While turbine technologies change, the need for precise current measurement and control remains constant. The quality and performance of current transducers - whether they are controlling the position of the rotor and nacelle or the power to the grid - can have a direct impact on the overall efficiency of the wind turbine.
One key area in which transducers are used is to adjust with electrical drives the position of the nacelle and the rotor blades in relation to wind direction, to ensure maximum power generation or - in the case of too-high wind speeds - allow safe 'switch off' of the wind turbine. In this application, closed-loop current transducers with a low current rating offer the optimum combination of high bandwidth, short response time and good linearity, which is essential for high accuracy.
Current transducers are also essential for controlling power into the grid, whether the turbine is based on a conventional or modified 'Danish concept' with an asynchronous generator, or uses modern synchronous generator designs.
Conventional Danish-concept turbines combine a stallcontrolled rotor with three rotor blades; a gearbox to adapt the rotor revolutions to the generator speed; and a poleswitched asynchronous generator with squirrel-cage rotor. These turbines are coupled directly to the mains grid to produce a system with a virtually constant operating speed in the super-synchronous slip area. A slip control is used to adjust the rotor speed within narrow limits, while switching the poles of the generator enables wider adjustments. Power from the grid is used to build the rotating field, with soft-start between the generator and the grid to limit the inrush currents during start-up.
The majority of today's large wind turbines, however, use a modified Danish-concept design, which features a double-fed asynchronous generator with a slip-ring rotor coupled to the grid by an inverter. This creates a variable speed system, from sub-synchronous up to supersynchronous, and uses two identical pulse-controlled IGBT inverters with a voltage DC link as the converter. In this style of turbine, closed-loop current transducers with a medium current rating are used to provide the precise and fast current detection that is needed to control power for the grid and the DC link voltage.
Other modern turbines use a synchronous generator to provide a variable-speed system. In these designs, the gearbox, with its mechanical losses and intensive maintenance, is replaced by a multipoled ring generator that adapts the rotor revolutions to the generator speed, while pulse converters are used for the mains grid coupling. In this application, dynamic closed-loop current transducers are used in the rectifier and inverter stages.
The choice of closed-loop transducer for each type of turbine technology and application will directly affect overall system performance in accordance with grid code requirements. Current transducers, such as LEM's standard LF xx10 series or custom-designed versions, can be used as ready-to-use solutions in virtually any wind turbine design, where they offer good common-mode behaviour as well as an accuracy of 0.2-0.6% of the rated value from -40 to +85°C.

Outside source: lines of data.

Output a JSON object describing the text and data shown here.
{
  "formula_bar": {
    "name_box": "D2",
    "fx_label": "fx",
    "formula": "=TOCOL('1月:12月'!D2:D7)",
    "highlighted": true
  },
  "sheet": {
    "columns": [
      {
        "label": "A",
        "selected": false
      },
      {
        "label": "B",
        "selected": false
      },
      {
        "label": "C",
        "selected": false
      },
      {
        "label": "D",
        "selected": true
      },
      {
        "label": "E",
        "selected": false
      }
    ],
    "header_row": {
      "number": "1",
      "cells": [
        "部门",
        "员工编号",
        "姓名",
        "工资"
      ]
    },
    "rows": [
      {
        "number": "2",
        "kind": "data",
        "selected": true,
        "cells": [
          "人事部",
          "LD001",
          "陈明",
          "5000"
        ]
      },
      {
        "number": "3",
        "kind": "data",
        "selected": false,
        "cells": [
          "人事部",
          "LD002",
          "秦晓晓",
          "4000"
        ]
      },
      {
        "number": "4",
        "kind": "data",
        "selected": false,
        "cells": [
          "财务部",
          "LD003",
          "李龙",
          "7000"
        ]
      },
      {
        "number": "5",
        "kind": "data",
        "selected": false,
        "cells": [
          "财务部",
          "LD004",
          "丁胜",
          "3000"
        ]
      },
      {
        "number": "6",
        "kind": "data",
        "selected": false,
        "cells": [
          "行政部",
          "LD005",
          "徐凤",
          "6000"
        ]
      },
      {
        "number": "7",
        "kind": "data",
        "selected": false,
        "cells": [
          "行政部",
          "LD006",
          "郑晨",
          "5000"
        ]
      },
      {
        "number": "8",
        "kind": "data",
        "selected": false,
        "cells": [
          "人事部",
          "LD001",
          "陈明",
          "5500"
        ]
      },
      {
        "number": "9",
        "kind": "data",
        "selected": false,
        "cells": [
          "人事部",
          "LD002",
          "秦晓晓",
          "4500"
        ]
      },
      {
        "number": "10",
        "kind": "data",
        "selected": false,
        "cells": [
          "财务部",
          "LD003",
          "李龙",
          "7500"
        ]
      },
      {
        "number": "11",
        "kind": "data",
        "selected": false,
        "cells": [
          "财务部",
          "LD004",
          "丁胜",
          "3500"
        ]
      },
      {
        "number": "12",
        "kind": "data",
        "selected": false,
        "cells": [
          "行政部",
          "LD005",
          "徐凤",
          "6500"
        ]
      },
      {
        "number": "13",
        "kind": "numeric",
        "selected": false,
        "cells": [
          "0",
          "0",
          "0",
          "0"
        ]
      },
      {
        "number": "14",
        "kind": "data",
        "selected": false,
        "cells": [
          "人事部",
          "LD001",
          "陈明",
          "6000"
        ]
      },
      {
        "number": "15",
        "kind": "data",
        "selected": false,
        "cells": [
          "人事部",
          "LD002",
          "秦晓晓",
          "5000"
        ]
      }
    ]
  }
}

Their fast response time also provides short-circuit protection for the power semiconductor in the inverters. This, combined with optional encapsulation, offers an invaluable advantage for wind turbines in offshore areas where maintenance is difficult and expensive.